The New Orleans-based Curren$y is a weed rapper, which means his job is to make something usually associated with directionless demotivation seem badass. The art of weed rapping is the art of bragging about surpassing low expectations, and there are a couple ways to do this: the current big mainstream WR, for instance, is probably Lil Wayne, but for Wayne weed’s just one of about nine zillion obsessive symbols of his own space-alien Otherness. (No other rapper besides Andre 3000 has spent more time getting high on spaceships, but Weezy never invites you up.) Then there’s the drifting, goofy warmth of Redman and Method Man, rap’s acting Cheech and Chong in the 90s; or of MF Doom, who raps in free-associative mumbles and cut an album with Aqua Teen Hunger Force. These guys welcome you in, the way people who are incoherently stoned on something mellow do: the albums let you sit down, hang out a while, accept that not a whole lot’s gonna happen, laugh hard. The stuff MF Doom mumbles turns out to be really clever, if you pay enough attention.
Curren$y spends lots of time bragging, but he never locks you out. Over four albums and several mixtapes, he’s perfected a slightly dreamy drawl, wandering through beats that are warm, loungey and a little distant, like someone who likes you but is having trouble focusing. He’s absurdly proud of small things–the size of his stash, his Call of Duty skills, the perfect Ritz cracker he just prepared. He talks a lot about getting stoned on planes, but he never says where they’re going. He’s not an egoist so much as easily satisfied.

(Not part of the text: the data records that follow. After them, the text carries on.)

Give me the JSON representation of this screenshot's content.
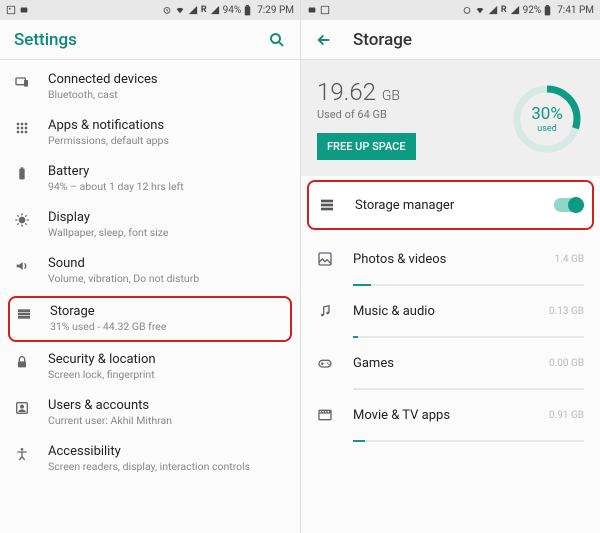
{
  "left": {
    "status": {
      "battery": "94%",
      "time": "7:29 PM",
      "roaming": "R"
    },
    "header": {
      "title": "Settings"
    },
    "items": [
      {
        "icon": "devices",
        "title": "Connected devices",
        "sub": "Bluetooth, cast"
      },
      {
        "icon": "apps",
        "title": "Apps & notifications",
        "sub": "Permissions, default apps"
      },
      {
        "icon": "battery",
        "title": "Battery",
        "sub": "94% – about 1 day 12 hrs left"
      },
      {
        "icon": "display",
        "title": "Display",
        "sub": "Wallpaper, sleep, font size"
      },
      {
        "icon": "sound",
        "title": "Sound",
        "sub": "Volume, vibration, Do not disturb"
      },
      {
        "icon": "storage",
        "title": "Storage",
        "sub": "31% used - 44.32 GB free",
        "highlighted": true
      },
      {
        "icon": "lock",
        "title": "Security & location",
        "sub": "Screen lock, fingerprint"
      },
      {
        "icon": "user",
        "title": "Users & accounts",
        "sub": "Current user: Akhil Mithran"
      },
      {
        "icon": "accessibility",
        "title": "Accessibility",
        "sub": "Screen readers, display, interaction controls"
      }
    ]
  },
  "right": {
    "status": {
      "battery": "92%",
      "time": "7:41 PM",
      "roaming": "R"
    },
    "header": {
      "title": "Storage"
    },
    "summary": {
      "used_value": "19.62",
      "used_unit": "GB",
      "used_of": "Used of 64 GB",
      "free_btn": "FREE UP SPACE",
      "pct": "30%",
      "pct_label": "used",
      "pct_num": 30
    },
    "manager": {
      "label": "Storage manager",
      "on": true
    },
    "categories": [
      {
        "icon": "photos",
        "label": "Photos & videos",
        "value": "1.4 GB",
        "fill": 8
      },
      {
        "icon": "music",
        "label": "Music & audio",
        "value": "0.13 GB",
        "fill": 2
      },
      {
        "icon": "games",
        "label": "Games",
        "value": "0.00 GB",
        "fill": 0
      },
      {
        "icon": "movies",
        "label": "Movie & TV apps",
        "value": "0.91 GB",
        "fill": 5
      }
    ]
  }
}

Covert Coup, a 27-minute collaboration with The Alchemist released for free in honor of 4/20, is chillier than last year’s Pilot Talk records: the beats, like the title, are from the paranoid, metallic, CIA-history-obsessing end of being high. Choruses are either flickering, indiscernable samples or just someone repeating a couple of lines a lot. (One of the songs on Pilot Talk 2 had a chorus that consisted entirely of Curren$y saying the name of the protagonist of Knight Rider over and over; here, “The Type” circles around a repeated line from Outkast’s weediest album.) But it’s never insular, or truly cold: it spools itself out too curiously, spotted with piano doodles and snatches of psych-rock guitar, and Curren$y eases into songs, drawling distant “yeah”s as a beat’s first few seconds stumble into a groove. He brags about how high he is, how high his friends are, how high your girlfriend wants to get. His own girlfriend, he notes, can “carry her own weight financially.” He touts the importance of exercise. When he’s aggressive, it’s because he’s making fun of you for getting hit too hard by the pot.
Curren$y’s occasional unfriendliness is as much a part of being a good weed rapper as the chilly beats. He claims to be really cool, much cooler than you, but he’ll admit being cool’s not too hard, and he’s happy to hand out his secrets. He calls a song “Life Instructions,” and the first line is “Pattycake, pattycake / I’m baked, my man.”
This article from the Village Voice Archive was posted on April 20, 2011